[Extracted data entries]
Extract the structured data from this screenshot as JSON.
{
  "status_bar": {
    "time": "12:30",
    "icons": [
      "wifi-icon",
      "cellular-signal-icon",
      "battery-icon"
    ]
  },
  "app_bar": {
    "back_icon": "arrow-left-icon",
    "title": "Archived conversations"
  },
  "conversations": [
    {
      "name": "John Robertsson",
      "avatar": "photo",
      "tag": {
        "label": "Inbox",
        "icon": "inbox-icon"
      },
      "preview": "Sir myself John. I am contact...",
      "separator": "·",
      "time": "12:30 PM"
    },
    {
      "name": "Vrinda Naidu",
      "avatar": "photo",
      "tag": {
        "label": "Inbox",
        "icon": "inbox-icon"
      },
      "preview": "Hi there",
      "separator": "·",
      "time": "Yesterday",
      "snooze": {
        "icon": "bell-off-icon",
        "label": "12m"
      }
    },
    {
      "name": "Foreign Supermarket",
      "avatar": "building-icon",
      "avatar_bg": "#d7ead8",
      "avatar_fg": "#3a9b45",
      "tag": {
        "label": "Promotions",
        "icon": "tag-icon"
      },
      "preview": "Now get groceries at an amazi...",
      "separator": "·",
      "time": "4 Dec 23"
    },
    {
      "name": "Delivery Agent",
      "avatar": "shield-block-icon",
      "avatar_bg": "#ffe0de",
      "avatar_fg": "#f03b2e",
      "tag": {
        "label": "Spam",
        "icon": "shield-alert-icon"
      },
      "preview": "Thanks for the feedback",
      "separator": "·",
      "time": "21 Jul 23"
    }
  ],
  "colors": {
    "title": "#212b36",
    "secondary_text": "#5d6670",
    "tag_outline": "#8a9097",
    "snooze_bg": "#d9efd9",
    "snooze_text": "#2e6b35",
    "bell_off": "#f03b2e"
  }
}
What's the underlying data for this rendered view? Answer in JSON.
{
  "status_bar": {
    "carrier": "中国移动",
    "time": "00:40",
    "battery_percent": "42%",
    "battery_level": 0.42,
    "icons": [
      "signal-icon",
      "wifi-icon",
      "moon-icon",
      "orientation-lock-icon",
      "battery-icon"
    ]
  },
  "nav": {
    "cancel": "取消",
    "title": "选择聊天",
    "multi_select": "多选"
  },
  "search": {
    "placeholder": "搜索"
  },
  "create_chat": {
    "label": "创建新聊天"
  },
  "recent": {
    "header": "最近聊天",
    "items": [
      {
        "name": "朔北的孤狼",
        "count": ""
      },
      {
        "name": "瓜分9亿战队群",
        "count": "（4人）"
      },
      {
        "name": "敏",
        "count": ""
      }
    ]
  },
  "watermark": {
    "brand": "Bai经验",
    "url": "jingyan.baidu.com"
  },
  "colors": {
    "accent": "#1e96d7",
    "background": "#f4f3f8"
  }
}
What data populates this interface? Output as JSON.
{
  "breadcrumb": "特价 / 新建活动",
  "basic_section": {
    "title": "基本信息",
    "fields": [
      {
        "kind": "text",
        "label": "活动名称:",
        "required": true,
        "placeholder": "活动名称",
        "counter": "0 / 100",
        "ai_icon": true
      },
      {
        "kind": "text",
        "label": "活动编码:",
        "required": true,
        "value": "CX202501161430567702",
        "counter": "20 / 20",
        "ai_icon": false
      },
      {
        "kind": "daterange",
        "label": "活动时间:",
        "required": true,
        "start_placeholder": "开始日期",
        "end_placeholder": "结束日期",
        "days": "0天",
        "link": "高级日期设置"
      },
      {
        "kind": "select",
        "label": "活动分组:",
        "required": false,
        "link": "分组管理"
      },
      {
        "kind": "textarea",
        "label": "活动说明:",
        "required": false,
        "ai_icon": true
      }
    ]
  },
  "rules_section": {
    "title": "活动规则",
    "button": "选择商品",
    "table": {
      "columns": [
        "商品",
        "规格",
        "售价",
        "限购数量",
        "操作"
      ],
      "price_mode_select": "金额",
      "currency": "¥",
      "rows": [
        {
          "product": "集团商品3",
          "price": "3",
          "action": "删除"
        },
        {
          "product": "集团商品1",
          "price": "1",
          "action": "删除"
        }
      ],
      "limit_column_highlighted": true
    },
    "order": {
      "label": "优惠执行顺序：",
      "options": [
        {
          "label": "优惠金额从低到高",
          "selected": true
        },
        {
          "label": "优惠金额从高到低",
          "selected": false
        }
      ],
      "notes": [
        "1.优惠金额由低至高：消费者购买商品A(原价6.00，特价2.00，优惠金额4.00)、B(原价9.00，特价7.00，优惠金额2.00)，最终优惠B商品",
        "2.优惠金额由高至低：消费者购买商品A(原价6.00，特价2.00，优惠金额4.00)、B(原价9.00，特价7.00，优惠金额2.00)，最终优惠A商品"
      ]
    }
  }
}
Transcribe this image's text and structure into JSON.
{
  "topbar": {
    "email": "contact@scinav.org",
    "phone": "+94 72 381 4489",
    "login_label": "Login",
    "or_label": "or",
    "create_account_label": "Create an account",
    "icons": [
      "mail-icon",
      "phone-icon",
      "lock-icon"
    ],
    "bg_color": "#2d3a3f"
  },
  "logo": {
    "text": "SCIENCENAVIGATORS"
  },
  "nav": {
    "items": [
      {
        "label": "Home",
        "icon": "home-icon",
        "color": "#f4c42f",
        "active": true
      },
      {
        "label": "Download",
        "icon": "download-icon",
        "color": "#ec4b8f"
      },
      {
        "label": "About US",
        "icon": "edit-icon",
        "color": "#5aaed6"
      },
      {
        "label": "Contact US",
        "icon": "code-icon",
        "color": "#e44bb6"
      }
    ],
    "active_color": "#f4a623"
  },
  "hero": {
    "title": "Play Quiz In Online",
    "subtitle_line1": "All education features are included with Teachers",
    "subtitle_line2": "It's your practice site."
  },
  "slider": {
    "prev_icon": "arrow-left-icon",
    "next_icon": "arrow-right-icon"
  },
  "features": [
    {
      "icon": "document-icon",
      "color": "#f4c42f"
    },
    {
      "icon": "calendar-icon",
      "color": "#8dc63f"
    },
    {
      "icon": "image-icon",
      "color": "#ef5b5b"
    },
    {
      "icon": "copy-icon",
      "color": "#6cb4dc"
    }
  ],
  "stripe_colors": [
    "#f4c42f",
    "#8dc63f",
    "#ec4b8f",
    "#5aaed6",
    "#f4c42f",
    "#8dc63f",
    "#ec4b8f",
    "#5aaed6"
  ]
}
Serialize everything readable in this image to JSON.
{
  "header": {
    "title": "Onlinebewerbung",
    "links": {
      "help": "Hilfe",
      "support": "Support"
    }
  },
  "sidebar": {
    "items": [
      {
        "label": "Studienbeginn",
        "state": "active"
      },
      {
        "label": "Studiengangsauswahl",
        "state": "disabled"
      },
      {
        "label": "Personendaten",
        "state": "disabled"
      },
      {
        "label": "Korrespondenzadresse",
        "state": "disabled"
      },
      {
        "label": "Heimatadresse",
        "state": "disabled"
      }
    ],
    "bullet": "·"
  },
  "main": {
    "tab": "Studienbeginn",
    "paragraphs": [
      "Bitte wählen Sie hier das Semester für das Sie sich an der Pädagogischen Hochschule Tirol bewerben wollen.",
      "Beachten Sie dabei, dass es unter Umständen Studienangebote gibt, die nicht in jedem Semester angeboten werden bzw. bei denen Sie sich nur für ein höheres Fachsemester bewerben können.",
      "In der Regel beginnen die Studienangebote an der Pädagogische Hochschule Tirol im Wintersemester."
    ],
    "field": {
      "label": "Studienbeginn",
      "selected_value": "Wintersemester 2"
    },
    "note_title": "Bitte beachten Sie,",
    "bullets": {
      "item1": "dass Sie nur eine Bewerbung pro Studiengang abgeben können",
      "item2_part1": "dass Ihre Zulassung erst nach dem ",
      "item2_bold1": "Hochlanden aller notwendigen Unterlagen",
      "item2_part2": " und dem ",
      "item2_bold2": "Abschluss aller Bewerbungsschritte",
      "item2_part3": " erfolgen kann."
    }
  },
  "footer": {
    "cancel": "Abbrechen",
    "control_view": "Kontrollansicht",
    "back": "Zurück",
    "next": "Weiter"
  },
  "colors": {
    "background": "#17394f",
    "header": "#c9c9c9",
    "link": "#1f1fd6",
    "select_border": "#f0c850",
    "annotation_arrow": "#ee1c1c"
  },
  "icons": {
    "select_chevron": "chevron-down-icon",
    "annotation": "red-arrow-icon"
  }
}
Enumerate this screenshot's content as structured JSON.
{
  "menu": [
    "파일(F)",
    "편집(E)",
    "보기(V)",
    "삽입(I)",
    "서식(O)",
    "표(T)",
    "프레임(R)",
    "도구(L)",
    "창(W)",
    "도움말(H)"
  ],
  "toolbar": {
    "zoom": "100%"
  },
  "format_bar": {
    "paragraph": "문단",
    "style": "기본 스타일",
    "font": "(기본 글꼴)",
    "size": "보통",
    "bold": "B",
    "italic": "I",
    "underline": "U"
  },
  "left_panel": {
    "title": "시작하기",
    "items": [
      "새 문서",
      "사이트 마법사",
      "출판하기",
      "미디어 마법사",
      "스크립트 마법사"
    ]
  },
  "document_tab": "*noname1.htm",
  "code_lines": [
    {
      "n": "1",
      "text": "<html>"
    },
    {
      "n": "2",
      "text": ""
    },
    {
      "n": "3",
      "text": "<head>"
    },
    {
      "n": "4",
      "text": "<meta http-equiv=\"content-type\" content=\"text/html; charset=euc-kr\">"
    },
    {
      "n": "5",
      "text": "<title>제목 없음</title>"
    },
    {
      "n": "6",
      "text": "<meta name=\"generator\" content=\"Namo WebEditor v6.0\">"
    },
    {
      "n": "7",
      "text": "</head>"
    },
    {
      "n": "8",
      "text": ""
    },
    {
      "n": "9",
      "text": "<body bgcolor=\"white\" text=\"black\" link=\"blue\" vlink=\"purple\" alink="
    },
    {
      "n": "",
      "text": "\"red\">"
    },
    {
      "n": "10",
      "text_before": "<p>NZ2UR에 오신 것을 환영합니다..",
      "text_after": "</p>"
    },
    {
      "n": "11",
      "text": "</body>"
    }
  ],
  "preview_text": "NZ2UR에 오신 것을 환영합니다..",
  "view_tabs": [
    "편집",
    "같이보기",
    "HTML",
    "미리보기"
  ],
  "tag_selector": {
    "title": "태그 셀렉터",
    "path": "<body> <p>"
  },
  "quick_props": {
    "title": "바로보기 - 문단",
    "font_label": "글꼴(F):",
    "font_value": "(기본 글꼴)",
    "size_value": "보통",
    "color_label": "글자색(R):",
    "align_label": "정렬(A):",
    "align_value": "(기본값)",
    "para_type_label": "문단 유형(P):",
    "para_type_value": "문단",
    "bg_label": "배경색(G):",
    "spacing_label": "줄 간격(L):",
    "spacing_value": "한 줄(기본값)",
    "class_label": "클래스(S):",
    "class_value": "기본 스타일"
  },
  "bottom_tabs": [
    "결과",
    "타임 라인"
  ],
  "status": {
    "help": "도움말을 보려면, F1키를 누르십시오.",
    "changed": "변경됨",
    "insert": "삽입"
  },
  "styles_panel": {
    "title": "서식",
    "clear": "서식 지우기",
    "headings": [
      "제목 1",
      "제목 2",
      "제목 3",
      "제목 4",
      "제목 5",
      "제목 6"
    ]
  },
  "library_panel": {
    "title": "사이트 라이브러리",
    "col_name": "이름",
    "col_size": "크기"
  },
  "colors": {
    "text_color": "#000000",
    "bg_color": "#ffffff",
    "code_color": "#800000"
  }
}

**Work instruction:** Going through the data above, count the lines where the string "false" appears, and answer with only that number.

**Solution to the problem:** 4